**Assignment**
Collect all lines containing the word "subtitle" from the data.
------------------------------------------------------------
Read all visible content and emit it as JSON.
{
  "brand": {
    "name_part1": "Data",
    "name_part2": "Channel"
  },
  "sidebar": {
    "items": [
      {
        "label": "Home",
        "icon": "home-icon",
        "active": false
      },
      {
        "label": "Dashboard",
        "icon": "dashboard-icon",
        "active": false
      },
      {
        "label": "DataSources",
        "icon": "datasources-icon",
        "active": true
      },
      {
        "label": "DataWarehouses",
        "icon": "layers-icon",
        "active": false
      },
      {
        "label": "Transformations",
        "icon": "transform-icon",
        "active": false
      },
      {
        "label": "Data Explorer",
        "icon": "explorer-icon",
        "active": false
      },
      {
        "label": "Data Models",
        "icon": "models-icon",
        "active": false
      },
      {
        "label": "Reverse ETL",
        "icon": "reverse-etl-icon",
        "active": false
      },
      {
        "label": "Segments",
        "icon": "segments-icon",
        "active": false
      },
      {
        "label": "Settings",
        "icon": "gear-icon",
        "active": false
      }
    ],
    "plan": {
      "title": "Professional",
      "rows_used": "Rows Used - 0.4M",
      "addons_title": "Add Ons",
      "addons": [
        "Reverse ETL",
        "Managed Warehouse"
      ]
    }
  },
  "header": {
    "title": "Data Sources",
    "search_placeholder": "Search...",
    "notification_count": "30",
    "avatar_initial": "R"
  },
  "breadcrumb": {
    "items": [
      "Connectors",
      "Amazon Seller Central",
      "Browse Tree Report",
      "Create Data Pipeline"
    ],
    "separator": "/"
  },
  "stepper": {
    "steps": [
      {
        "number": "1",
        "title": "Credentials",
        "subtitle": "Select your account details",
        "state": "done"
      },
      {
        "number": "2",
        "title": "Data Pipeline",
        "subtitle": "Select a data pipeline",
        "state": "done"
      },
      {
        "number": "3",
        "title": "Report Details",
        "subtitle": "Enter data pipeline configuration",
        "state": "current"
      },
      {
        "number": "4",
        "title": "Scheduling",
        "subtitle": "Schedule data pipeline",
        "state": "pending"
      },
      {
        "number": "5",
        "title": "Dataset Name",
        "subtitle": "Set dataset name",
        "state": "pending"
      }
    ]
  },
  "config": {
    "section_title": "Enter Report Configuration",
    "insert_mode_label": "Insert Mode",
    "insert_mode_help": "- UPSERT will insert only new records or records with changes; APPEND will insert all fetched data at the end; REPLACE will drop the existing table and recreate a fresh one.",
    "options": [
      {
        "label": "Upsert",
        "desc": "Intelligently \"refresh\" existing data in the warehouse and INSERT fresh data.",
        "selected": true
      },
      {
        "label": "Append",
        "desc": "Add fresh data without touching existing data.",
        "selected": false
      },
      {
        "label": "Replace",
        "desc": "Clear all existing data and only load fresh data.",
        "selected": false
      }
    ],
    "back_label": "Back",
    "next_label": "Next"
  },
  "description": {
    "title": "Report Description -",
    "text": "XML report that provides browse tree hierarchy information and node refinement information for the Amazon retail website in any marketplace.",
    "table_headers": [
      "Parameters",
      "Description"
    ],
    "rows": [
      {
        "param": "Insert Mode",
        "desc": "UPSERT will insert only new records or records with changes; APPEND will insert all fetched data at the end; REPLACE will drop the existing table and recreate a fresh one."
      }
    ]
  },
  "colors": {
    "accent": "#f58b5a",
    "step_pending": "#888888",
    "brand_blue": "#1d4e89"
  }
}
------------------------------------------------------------
**Answer to this exercise**
        "subtitle": "Select your account details",
        "subtitle": "Select a data pipeline",
        "subtitle": "Enter data pipeline configuration",
        "subtitle": "Schedule data pipeline",
        "subtitle": "Set dataset name",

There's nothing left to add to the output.